This talk will show-case how to build an environment to set up your services (e.g. apache webservers, KDCs, ...), load balancing, routing and monitoring from a simple service configuration. Some lines of YAML and the power of Python are the source for generating configuration for HAproxy, bird (route reflection and anycast nodes), apache2 and Icinga2.
Keeping your service configuration aligned over hundreds of hosts is not a simple task. In this talk, we illustrate how we automated the integration of HAProxy into our infrastructure at University of Paderborn.
As our current generation of commercial load balancer appliances approached end of life, we thought about replacement options and improving how we manage our services while being at it. The main goal was building a scaleable, consistent, active-active setup of load balancers which could be easily automated with open source tools.
We needed a way to define what a service is and how/where it should be configured, balanced and monitored we created a simple service defintion format in YAML and small Python library to help with parsing, inheritence, defaults etc. The automation framework bcfg2 was a given as it was already in use to manage hundreds of Linux and Windows systems and services. As it's written in Python it's easily extendable.
As load balacing options we implemented anycast (for examples for Kerberos KDCs) as well balancing by HAproxy nodes where the HAproxy frontend IPs might be anycasted as well. When running production services it's important to know when things break before the user does, so setting up monitoring for frontend and backend services is part of the picture, too.

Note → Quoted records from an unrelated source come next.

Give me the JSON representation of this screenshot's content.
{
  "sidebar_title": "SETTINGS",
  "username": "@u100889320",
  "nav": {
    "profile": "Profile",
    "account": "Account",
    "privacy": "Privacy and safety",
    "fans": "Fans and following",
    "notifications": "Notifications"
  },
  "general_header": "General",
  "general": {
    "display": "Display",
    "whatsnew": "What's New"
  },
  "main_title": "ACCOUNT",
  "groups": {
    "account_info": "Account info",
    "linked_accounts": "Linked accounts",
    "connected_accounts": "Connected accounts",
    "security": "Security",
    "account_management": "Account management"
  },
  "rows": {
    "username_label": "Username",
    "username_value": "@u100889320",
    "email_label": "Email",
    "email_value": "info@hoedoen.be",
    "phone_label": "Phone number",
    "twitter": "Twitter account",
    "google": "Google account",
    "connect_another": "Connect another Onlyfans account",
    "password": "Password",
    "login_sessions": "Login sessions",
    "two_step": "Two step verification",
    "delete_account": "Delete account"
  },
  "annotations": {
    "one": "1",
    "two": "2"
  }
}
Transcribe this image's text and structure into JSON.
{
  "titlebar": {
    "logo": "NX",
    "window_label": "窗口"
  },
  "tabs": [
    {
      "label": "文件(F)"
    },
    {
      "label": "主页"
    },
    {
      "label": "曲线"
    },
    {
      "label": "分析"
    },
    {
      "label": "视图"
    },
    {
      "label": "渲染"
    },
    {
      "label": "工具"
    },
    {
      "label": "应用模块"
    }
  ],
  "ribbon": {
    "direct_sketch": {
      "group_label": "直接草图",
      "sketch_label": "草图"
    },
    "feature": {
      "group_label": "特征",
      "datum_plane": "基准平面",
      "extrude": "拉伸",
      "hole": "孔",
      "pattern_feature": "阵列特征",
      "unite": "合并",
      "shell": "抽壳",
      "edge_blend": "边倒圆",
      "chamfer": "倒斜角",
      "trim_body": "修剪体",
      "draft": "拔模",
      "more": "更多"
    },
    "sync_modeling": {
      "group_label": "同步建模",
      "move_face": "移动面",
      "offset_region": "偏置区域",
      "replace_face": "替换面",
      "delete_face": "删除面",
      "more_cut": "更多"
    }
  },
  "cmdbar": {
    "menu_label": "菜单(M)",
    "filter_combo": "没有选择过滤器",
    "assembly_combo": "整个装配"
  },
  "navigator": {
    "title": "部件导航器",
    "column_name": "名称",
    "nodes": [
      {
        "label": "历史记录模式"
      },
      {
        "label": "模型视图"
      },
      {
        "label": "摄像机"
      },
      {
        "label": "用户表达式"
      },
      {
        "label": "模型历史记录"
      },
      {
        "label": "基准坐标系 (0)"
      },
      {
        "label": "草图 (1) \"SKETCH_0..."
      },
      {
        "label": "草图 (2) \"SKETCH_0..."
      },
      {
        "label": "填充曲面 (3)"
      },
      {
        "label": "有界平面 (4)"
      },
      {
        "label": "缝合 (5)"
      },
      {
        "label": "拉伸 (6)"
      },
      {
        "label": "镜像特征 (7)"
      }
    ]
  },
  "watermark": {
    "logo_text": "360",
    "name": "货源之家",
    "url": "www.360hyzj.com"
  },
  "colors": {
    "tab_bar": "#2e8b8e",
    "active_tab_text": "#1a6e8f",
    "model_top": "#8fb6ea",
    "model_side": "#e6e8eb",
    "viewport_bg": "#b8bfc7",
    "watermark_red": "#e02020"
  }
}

All bits of configuration for HAproxy, anycast, route reflection, monitoring with Icinga2, netfilter (nftables) rules, etc. are automagically generated based on the service configuration. This talk will lay out how all those parts fit together and are generated.
Of course, we also explain the pitfalls of this setup and what we (hopefully) learned from it.